Disability Income Insurance
Protect Your Business and its Obligations
Keep your business up and running with Overhead Expense Disability Insurance, Business Reducing Term, Disability Buy-Out Insurance, Voluntary Income, and a Qualified Sick Pay Plan.
Overhead Expense (OE) Disability Insurance*
- Provides reimbursement for the expenses of operating a business if you are disabled and cannot work.
- Expenses may include: rent or mortgage payments, water, electricity, telephone, or other fixed costs normal to the operation of the business.
Protect Your Business Obligations.
Consider the following scenarios:
- You want to borrow money for a business expansion.
- You recently purchased a business with an amount payable to the seller over a specified period of time.
- You may offer a guaranteed employment contract to employees -- guaranteed whether the employee dies or is totally disabled.
A Business Reducing Term* policy is specifically designed to fund financial obligations which require periodic payments expiring at a given time. Reducing Term insurance can insure against a disability preventing you from meeting such fixed payment obligations as:

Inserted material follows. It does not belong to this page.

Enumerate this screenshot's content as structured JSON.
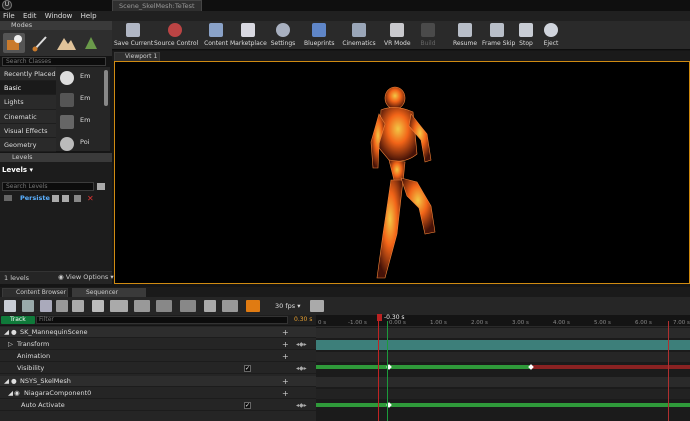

- salary contract and contract performance guarantees,
- funding of medium term loans dependent upon the business talents of a key individual for their repayment, and
- purchase agreements
Best of all, it is in addition to any personal disability insurance you may already have or may choose to purchase in the future.
- What if one of the major players in your business was no longer able to come to work because of a sickness or injury?
- Disability Buy-Out Insurance is designed to provide the company’s owners with money to reimburse a disabled owner for his or her financial interest in the company.
- This money is available over and above any replacement income the owner or partner is receiving under a traditional individual disability income insurance contract.
Protect your Employee Benefits by offering employees the Voluntary Income Protection Program.
These days, benefit costs can dramatically affect profits and the ability to compete. You may need a plan to help meet a very real business need, yet costs you almost nothing.
Eligible employees can purchase individual non-cancelable and guaranteed renewable disability coverage and have premiums paid through a simple payroll deduction. Protection is provided to the employee and the business is protected from confronting the issue of whether to continue to pay a disabled employee, and at the same time, have to pay a replacement.
Qualified Sick Pay Plan Program
If you or one of your key employees became disabled, would you continue to pay their wages? Continue to take a business tax deduction? Continue to make FICA contributions?
If your immediate response was. “Of course I would,” you may be surprised to learn that the tax courts have ruled that unless you established a Qualified Sick Pay Plan (QSPP) before a disabling accidents or illness occurs, any “wages” paid to a disabled employee are not a business expense, and not tax-deductible.
In fact, only a firm with a Qualified Sick Pay Plan in place may continue to pay wages to a disabled employee or a shareholder-employee and deduct them as a necessary business expense (IRC 105, IRC 162). In addition, with a QSPP plan, FICA contributions can be limited to the first six months of benefit payments.
A simple agreement can set the company policy on sick pay benefits. By transferring the funding risk from your business to an insurance company, you can make small payments when everyone is healthy and working; and you can deduct the premium as a necessary business expense.
Berkshire Life can help your business establish a qualified sick pay program to provide the insurance needed to fund the plan.